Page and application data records
* * *

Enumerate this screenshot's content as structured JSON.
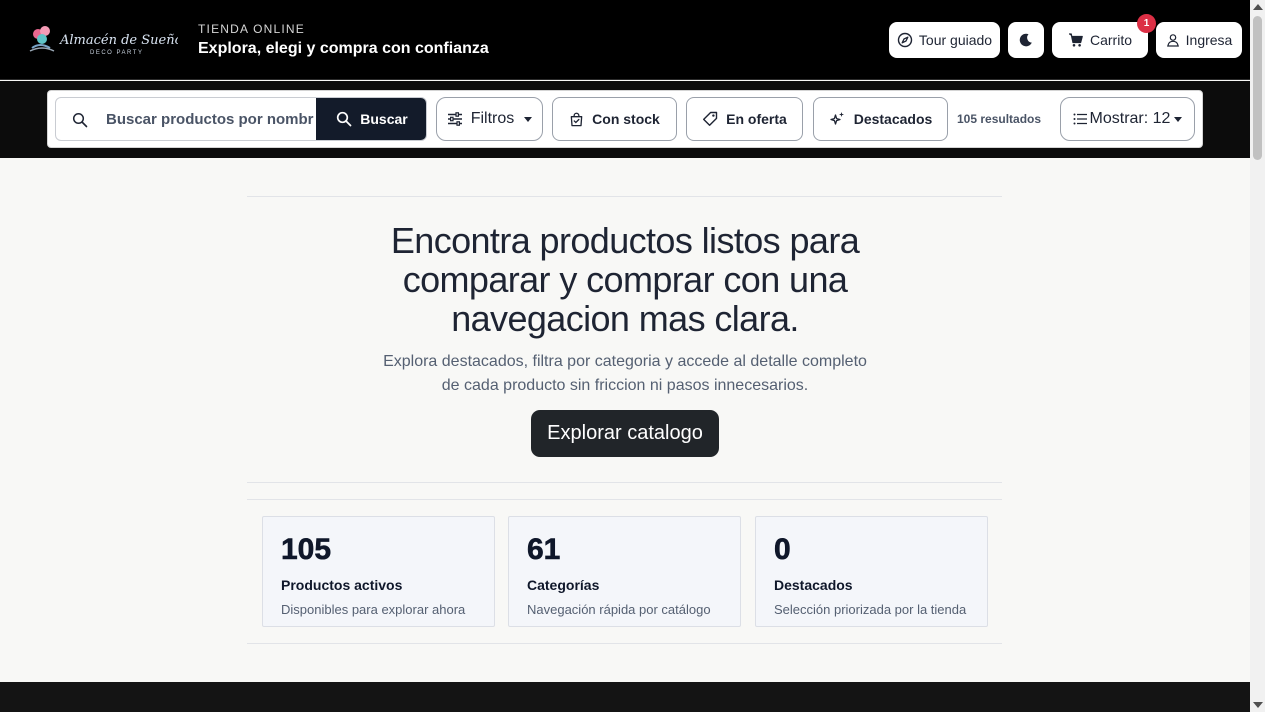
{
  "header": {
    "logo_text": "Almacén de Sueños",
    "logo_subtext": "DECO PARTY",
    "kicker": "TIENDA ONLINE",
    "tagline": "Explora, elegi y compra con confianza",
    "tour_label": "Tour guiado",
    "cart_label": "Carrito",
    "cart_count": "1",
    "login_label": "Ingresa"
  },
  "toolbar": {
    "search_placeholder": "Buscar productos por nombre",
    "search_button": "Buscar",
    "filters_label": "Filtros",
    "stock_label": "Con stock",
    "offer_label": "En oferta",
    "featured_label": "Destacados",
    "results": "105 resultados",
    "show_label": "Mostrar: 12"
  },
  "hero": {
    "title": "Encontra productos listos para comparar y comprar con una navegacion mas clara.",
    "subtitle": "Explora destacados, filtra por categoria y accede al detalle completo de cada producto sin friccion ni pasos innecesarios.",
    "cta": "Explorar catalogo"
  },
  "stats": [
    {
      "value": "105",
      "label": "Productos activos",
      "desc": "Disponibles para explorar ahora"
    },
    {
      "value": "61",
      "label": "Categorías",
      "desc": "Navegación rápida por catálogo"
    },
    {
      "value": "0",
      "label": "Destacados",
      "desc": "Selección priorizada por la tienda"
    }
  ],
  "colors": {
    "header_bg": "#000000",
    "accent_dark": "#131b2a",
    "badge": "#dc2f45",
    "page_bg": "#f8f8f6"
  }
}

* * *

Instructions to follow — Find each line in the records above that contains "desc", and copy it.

The completed task —
      "desc": "Disponibles para explorar ahora"
      "desc": "Navegación rápida por catálogo"
      "desc": "Selección priorizada por la tienda"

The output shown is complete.